Title: Reformulated NanoBio Nontoxic Hard Surface Sanitizer/Disinfectant Formulation To Inactivate and Kill B. Anthracis and Other Bioattack Pathogens
Investigators: Hamouda, Tarek
Small Business: NanoBio Corporation
EPA Contact: Manager, SBIR Program
Project Period: March 1, 2004 through August 31, 2004
Project Amount: $69,906
RFA: Small Business Innovation Research (SBIR) - Phase I (2004) RFA Text | Recipients Lists
Research Category: Hazardous Waste/Remediation , SBIR - Homeland Security , Small Business Innovation Research (SBIR)
Antimicrobial nanoemulsion technology was developed by Dr. James Baker at the University of Michigan Medical School over a period of 5 years. That research was funded by grants from the Defense Advanced Research Programs Agency (DARPA). DARPA identified a need for a nontoxic, noncorrosive, biodefense decontamination material that can decontaminate equipment, personnel, structures, and terrain in the event of a biological incident. A series of surfactant lipid nanoemulsions that have extensive antimicrobial activity and are not toxic to tissues resulted from this effort. Nanoemulsions are oil-in-water emulsions that employ droplets that range from 200 to 800 nanometers. They are composed of detergents, vegetable oil, salt, water, a food-grade alcohol, and for anthrax decontamination, a spore germination enhancer. The physical structure of the nanoemulsion contains the surfactants that mediate the antimicrobial activity. The emulsion droplet disrupts microorganisms through fusion with and destabilization of the cell membrane, leading to lysis. Commercialization of this technology should result in a safe biodecontaminate that will kill bacteria, enveloped viruses, spores, and fungi, including anthrax and smallpox, while presenting no toxic threat to humans or the environment.
In December 1999, the U.S. Army tested a broad spectrum nanoemulsion and nine other biodecontamination technologies at Dugway, UT, against an anthrax surrogate, Bacillus globigii. Nanoemulsion was one of four technologies that proved effective and the only nontoxic formulation available. Other tests against the vaccine strain of Bacillus anthracis (sterne strain) were conducted by Johns Hopkins University Applied Physics Laboratories and by the U.S. Army Institute of Surgical Research.
The goal of this Phase I research project is to modify the new, safer nanoemulsion formulation for efficacy against anthrax by incorporating two nontoxic spore germination enhancers. Earlier studies have shown that careful selection of the enhancers, their ratio, and their concentration has a significant impact on efficacy against spores. Determination of the most efficacious formulation through efficacy tests against Bacillus spores will be conducted.

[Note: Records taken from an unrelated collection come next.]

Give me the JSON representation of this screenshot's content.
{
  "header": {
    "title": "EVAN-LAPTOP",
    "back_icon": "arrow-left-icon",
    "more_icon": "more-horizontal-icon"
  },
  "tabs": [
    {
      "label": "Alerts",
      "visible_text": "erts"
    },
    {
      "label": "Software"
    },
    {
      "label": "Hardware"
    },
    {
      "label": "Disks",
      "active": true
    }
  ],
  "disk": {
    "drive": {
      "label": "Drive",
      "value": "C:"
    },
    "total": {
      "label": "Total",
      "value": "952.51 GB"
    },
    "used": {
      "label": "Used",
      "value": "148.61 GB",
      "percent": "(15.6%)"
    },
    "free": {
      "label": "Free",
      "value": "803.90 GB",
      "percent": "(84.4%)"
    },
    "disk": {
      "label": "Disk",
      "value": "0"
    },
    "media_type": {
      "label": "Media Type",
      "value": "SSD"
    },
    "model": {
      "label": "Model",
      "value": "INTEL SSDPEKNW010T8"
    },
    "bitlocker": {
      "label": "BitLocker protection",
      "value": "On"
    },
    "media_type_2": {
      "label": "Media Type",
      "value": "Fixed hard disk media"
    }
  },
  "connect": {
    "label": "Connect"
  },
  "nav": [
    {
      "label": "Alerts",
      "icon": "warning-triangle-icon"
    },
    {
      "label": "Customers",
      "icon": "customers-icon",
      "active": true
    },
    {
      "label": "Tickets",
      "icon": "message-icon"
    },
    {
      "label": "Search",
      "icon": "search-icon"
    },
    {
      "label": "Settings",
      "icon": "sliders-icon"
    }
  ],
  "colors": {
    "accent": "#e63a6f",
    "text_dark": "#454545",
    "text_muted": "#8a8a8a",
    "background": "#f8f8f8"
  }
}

The commercial application, NanoProtect™, will be nontoxic, very safe to humans, and serve as a biodecontaminate for standby emergency use in buildings and building contents. Customers will include federal, state, and local governments and corporations. A subcontractor will provide the manufacturing. Sales and support will be provided by NanoBio Corporation. NanoBio Corporation management has significant business experience applicable to the projects that will be required for the commercial success of NanoProtect™.